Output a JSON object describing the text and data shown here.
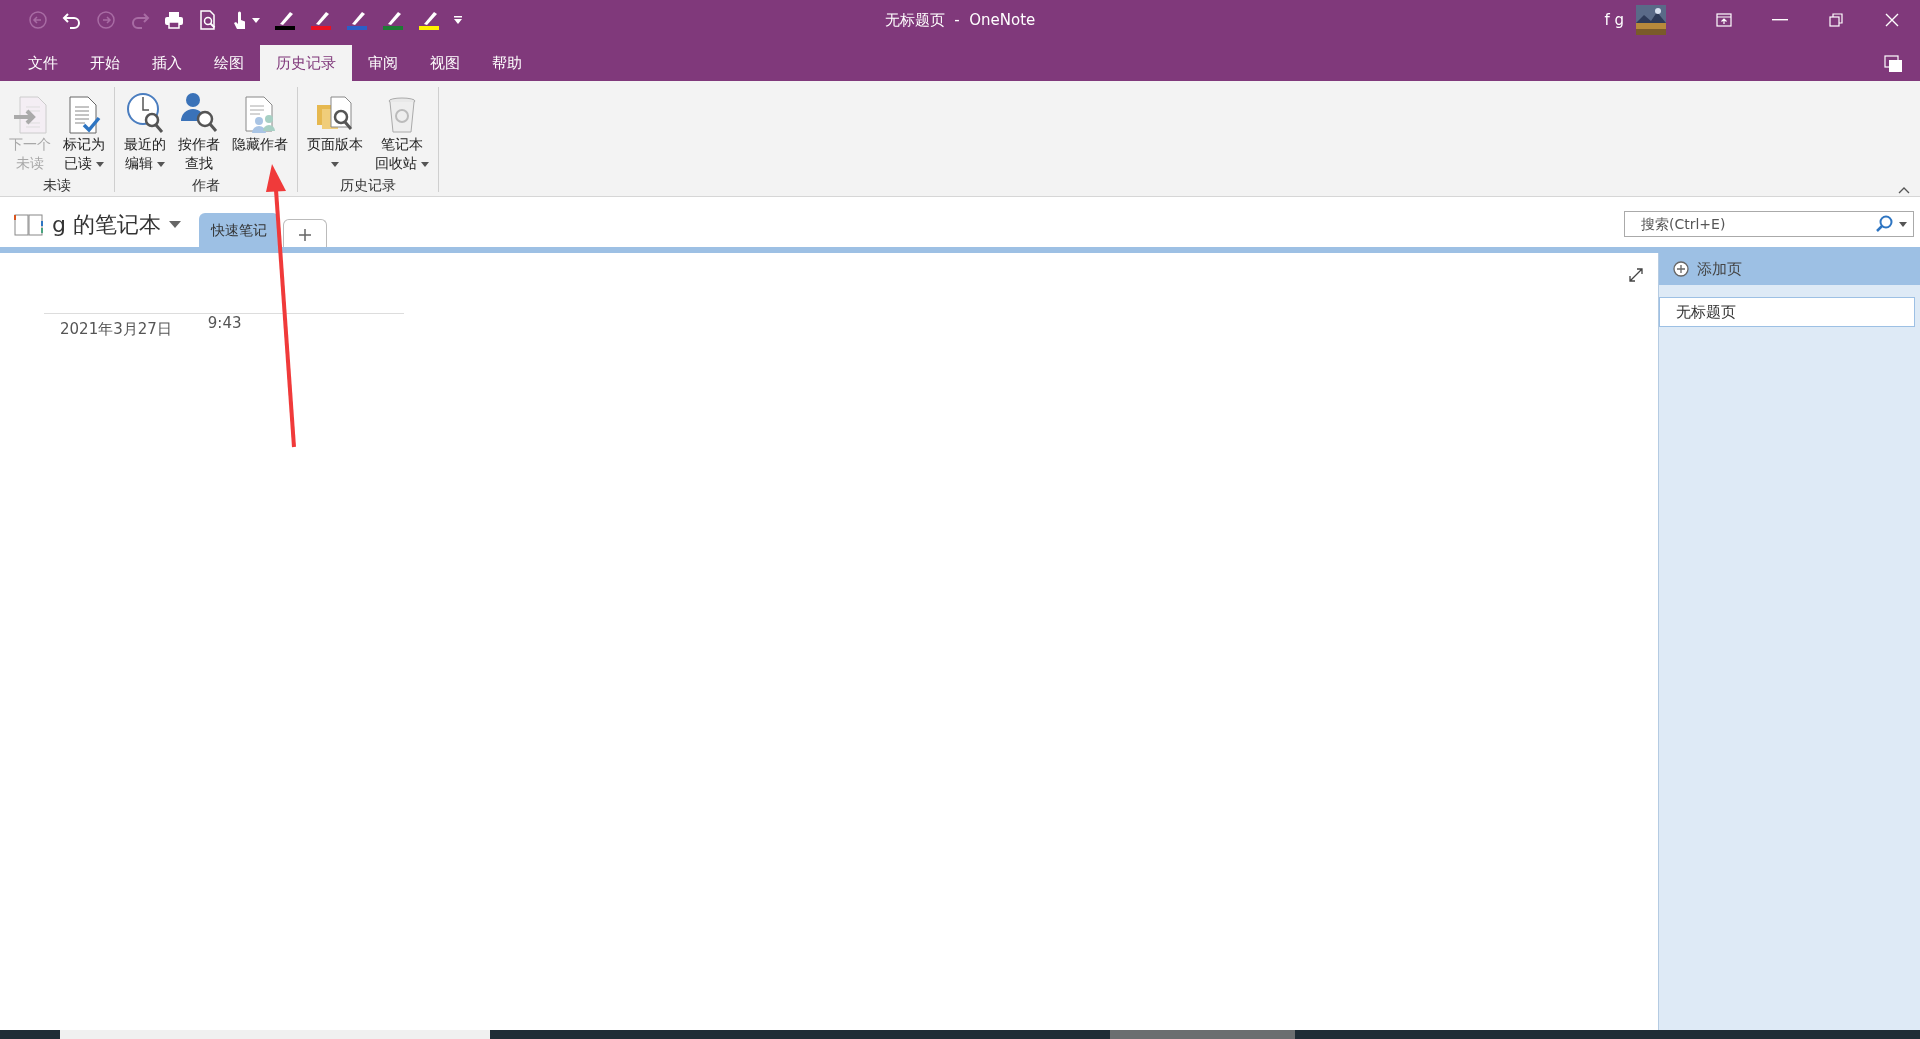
{
  "quick_access": [
    {
      "kind": "back",
      "disabled": true
    },
    {
      "kind": "undo",
      "disabled": false
    },
    {
      "kind": "forward",
      "disabled": true
    },
    {
      "kind": "redo",
      "disabled": true
    },
    {
      "kind": "print",
      "disabled": false
    },
    {
      "kind": "preview",
      "disabled": false
    },
    {
      "kind": "touch",
      "disabled": false
    },
    {
      "kind": "pen",
      "color": "#000000"
    },
    {
      "kind": "pen",
      "color": "#e81123"
    },
    {
      "kind": "pen",
      "color": "#2b5fc7"
    },
    {
      "kind": "pen",
      "color": "#1e7b34"
    },
    {
      "kind": "pen",
      "color": "#fff100"
    },
    {
      "kind": "customize"
    }
  ],
  "window": {
    "title": "无标题页  -  OneNote",
    "user": "f g"
  },
  "menu_tabs": [
    {
      "label": "文件",
      "selected": false
    },
    {
      "label": "开始",
      "selected": false
    },
    {
      "label": "插入",
      "selected": false
    },
    {
      "label": "绘图",
      "selected": false
    },
    {
      "label": "历史记录",
      "selected": true
    },
    {
      "label": "审阅",
      "selected": false
    },
    {
      "label": "视图",
      "selected": false
    },
    {
      "label": "帮助",
      "selected": false
    }
  ],
  "ribbon_groups": [
    {
      "label": "未读",
      "buttons": [
        {
          "kind": "next-unread",
          "lines": [
            "下一个",
            "未读"
          ],
          "disabled": true,
          "dropdown": false
        },
        {
          "kind": "mark-read",
          "lines": [
            "标记为",
            "已读"
          ],
          "disabled": false,
          "dropdown": true
        }
      ]
    },
    {
      "label": "作者",
      "buttons": [
        {
          "kind": "recent",
          "lines": [
            "最近的",
            "编辑"
          ],
          "disabled": false,
          "dropdown": true
        },
        {
          "kind": "find-author",
          "lines": [
            "按作者",
            "查找"
          ],
          "disabled": false,
          "dropdown": false
        },
        {
          "kind": "hide-author",
          "lines": [
            "隐藏作者"
          ],
          "disabled": false,
          "dropdown": false
        }
      ]
    },
    {
      "label": "历史记录",
      "buttons": [
        {
          "kind": "versions",
          "lines": [
            "页面版本"
          ],
          "disabled": false,
          "dropdown": true
        },
        {
          "kind": "recycle",
          "lines": [
            "笔记本",
            "回收站"
          ],
          "disabled": false,
          "dropdown": true
        }
      ]
    }
  ],
  "notebook": {
    "name": "g 的笔记本"
  },
  "sections": [
    {
      "label": "快速笔记",
      "selected": true
    }
  ],
  "search": {
    "placeholder": "搜索(Ctrl+E)"
  },
  "page": {
    "date": "2021年3月27日",
    "time": "9:43"
  },
  "page_list": {
    "add_label": "添加页",
    "pages": [
      {
        "title": "无标题页",
        "selected": true
      }
    ]
  }
}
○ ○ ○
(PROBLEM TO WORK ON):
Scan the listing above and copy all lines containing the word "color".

(RESPONSE BOX):
      "color": "#000000"
      "color": "#e81123"
      "color": "#2b5fc7"
      "color": "#1e7b34"
      "color": "#fff100"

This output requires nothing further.